§ Work to be completed
Find and copy each line of the records where the string "buttons" shows up.

§ Dataset entries
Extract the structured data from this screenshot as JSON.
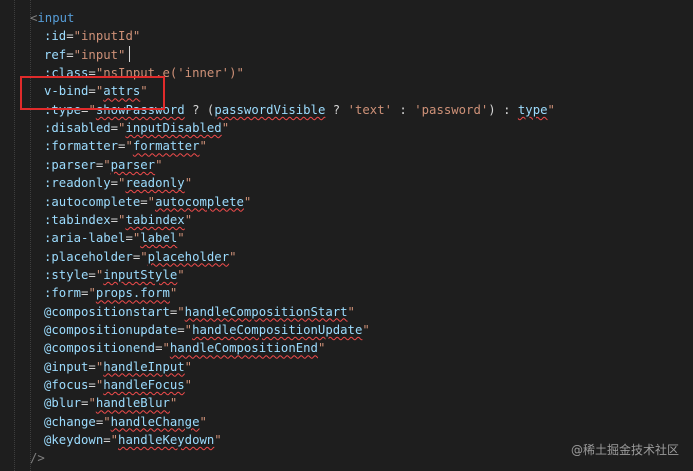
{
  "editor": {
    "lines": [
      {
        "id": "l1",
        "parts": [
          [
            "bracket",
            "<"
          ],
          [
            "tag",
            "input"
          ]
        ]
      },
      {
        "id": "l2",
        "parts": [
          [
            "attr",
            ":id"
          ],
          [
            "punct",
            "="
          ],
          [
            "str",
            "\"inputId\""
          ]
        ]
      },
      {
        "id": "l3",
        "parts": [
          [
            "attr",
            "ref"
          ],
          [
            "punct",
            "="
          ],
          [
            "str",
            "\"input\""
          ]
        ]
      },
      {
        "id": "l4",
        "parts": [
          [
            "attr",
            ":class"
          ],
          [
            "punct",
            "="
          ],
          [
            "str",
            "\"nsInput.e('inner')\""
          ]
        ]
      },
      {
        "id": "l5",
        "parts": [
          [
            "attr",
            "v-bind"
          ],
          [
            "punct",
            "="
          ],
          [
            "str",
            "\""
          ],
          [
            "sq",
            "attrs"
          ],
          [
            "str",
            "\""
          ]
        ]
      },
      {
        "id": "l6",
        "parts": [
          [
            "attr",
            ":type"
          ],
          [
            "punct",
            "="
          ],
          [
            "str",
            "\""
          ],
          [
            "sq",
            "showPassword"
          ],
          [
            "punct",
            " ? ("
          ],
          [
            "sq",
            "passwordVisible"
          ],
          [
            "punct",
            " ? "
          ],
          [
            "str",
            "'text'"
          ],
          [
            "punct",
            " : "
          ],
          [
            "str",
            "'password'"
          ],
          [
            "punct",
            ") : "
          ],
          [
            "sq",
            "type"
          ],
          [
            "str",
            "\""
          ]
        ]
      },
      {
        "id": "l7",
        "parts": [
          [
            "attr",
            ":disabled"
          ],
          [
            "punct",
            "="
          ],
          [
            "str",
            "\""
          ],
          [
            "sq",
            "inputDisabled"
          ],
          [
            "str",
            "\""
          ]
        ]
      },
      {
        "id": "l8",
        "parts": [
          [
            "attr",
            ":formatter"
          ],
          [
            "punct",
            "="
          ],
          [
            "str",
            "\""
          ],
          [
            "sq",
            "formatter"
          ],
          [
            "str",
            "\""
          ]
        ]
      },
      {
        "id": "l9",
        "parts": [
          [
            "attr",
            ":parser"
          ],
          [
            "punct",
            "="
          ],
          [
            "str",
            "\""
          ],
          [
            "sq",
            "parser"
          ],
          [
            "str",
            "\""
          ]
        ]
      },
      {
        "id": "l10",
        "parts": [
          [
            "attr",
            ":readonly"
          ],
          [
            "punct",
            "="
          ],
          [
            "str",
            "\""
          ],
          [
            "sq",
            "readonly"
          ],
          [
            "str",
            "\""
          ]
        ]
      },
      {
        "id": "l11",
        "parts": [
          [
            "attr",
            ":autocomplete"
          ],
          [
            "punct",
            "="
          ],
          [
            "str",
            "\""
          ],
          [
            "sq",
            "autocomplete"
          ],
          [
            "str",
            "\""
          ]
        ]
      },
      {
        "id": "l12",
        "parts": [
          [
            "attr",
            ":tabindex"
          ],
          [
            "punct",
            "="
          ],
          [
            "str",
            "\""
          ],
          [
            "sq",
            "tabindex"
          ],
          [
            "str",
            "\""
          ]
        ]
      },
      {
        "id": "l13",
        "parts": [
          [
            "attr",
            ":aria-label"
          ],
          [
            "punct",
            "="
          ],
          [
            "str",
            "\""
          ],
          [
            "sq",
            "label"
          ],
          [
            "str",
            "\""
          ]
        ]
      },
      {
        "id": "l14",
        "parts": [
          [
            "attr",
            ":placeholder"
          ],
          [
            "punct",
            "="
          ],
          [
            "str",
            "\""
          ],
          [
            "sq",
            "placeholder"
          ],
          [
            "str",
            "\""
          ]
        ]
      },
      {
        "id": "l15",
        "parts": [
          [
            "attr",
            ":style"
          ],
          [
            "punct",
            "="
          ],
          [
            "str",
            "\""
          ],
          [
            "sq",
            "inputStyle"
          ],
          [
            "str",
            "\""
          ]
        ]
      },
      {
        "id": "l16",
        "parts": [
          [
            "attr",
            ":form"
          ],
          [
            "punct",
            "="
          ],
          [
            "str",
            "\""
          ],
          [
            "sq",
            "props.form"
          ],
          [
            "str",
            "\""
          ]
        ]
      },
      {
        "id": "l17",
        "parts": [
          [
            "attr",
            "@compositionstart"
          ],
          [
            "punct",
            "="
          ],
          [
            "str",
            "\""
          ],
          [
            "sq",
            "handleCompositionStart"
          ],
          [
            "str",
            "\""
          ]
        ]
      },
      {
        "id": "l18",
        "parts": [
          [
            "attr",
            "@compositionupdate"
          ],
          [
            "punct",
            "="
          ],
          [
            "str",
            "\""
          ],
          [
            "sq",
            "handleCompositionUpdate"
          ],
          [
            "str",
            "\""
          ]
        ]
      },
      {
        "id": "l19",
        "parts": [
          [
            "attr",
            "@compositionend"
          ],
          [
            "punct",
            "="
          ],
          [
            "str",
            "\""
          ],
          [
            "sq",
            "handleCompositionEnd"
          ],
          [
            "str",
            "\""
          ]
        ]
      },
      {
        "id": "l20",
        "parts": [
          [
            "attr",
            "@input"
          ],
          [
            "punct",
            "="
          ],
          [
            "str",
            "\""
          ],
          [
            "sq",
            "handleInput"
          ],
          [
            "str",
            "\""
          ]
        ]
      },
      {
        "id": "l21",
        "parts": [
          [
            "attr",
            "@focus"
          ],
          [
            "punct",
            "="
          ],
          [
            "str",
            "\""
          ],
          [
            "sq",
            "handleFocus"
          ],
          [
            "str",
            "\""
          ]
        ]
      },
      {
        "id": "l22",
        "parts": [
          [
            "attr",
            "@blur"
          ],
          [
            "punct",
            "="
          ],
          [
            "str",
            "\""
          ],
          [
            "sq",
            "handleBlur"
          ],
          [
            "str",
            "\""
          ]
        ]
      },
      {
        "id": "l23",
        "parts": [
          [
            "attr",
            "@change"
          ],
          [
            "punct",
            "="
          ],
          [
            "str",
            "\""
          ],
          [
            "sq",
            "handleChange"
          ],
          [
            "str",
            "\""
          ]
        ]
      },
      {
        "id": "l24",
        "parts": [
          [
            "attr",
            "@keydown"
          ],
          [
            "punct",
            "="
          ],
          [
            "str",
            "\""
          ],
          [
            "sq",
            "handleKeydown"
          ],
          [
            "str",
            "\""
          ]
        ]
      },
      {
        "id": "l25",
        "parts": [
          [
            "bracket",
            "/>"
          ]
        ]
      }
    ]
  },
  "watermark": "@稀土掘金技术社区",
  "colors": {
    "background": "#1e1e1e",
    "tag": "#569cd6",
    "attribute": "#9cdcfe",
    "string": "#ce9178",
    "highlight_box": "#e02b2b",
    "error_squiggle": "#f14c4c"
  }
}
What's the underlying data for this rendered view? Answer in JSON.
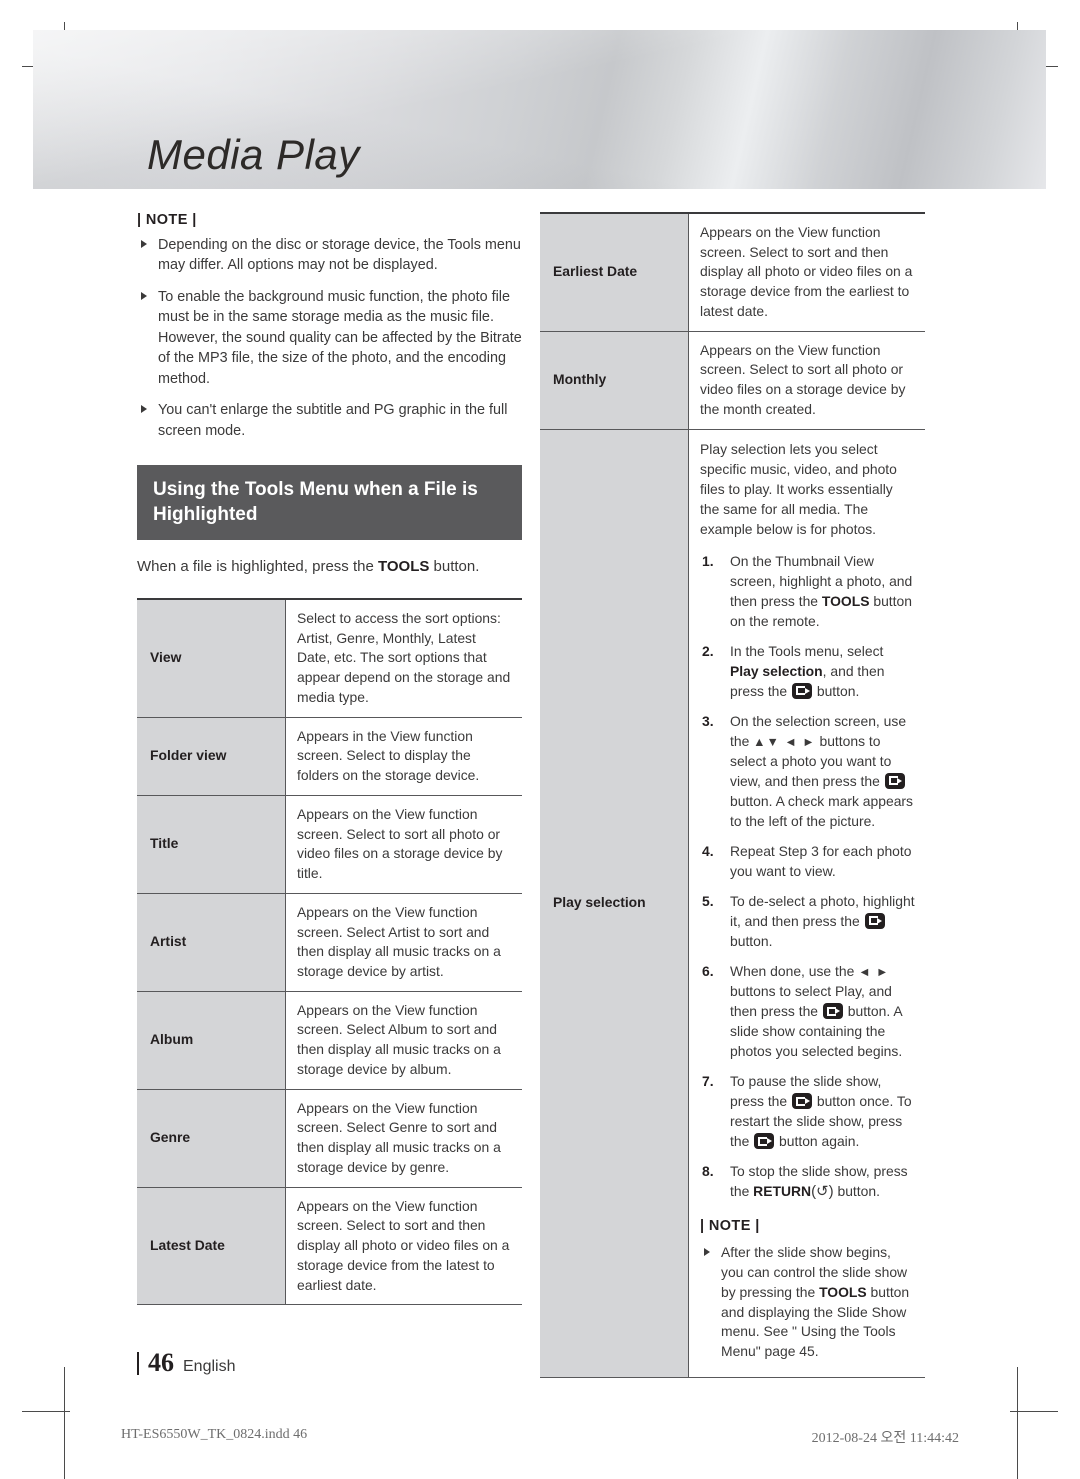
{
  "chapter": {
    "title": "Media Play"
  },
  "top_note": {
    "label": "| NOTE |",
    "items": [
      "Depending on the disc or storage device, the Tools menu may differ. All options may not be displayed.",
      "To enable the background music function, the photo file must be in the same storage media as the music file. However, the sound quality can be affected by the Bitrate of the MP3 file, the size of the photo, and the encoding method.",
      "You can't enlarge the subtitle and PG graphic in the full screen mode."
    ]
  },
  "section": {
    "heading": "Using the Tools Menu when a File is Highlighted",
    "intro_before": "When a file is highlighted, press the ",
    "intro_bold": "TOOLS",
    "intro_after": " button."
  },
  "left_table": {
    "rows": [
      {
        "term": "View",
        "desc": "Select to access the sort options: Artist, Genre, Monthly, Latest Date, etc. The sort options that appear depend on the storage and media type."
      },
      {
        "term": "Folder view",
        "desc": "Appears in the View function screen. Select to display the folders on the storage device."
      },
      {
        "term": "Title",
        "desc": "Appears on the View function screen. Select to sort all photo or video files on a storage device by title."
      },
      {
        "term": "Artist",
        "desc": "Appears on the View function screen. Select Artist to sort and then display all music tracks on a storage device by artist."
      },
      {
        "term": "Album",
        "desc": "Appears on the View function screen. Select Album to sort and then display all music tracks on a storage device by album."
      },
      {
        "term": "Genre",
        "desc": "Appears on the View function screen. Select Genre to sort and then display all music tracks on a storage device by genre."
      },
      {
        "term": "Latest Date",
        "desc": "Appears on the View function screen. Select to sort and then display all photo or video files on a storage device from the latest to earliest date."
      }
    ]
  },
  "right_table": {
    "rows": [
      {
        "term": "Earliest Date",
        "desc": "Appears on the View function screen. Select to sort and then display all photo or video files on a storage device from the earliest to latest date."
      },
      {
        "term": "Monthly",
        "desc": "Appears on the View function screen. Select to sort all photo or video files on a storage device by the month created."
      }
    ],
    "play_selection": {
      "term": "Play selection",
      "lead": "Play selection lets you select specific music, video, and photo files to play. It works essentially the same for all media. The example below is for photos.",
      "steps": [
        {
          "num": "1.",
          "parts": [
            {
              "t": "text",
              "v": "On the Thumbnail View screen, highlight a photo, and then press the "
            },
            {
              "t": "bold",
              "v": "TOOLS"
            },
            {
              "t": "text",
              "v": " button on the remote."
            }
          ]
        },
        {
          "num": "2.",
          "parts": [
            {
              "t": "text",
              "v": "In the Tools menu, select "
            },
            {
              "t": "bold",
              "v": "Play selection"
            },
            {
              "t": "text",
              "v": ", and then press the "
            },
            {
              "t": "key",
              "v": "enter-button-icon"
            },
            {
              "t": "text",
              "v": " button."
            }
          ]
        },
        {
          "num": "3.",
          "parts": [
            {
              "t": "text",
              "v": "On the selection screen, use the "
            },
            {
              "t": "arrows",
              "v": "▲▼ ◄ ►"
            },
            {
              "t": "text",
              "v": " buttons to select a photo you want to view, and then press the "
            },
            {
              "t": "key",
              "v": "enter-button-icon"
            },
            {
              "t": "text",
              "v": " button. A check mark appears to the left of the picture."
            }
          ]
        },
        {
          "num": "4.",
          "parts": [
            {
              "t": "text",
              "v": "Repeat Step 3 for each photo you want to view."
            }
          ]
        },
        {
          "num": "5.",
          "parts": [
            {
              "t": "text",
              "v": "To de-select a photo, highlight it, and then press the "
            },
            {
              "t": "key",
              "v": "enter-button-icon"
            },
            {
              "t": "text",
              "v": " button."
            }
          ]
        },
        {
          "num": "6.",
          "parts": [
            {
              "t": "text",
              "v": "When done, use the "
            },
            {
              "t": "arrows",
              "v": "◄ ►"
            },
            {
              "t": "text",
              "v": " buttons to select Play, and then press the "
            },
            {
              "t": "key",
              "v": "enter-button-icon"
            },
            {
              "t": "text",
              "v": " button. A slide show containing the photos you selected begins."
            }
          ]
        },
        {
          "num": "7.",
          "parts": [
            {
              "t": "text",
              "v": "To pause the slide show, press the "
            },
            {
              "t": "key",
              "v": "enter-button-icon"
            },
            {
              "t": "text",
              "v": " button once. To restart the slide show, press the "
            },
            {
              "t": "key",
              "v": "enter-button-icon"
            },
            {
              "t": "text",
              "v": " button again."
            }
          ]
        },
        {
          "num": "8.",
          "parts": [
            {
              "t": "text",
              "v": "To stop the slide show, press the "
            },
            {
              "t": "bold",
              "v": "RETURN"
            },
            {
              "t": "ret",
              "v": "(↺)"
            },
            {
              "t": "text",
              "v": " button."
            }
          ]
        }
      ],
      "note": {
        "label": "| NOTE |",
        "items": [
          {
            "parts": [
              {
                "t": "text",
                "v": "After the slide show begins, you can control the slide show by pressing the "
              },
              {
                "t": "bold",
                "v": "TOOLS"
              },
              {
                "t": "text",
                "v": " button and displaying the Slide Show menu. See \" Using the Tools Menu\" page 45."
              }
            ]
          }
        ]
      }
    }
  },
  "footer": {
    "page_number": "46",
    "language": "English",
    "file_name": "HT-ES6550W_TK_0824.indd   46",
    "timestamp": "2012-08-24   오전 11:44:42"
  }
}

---

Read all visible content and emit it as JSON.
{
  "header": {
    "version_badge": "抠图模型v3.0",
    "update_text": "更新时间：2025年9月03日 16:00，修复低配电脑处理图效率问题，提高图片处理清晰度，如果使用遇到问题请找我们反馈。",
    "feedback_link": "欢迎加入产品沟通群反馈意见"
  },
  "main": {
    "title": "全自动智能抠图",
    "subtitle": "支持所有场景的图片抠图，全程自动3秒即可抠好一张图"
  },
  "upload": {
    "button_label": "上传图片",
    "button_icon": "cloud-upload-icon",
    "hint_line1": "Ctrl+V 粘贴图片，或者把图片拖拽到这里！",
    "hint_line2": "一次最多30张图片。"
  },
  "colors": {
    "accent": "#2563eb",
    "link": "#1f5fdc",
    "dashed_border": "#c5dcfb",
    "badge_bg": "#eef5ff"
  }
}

§ Response to this task
              "v": " buttons to select a photo you want to view, and then press the "
              "v": " buttons to select Play, and then press the "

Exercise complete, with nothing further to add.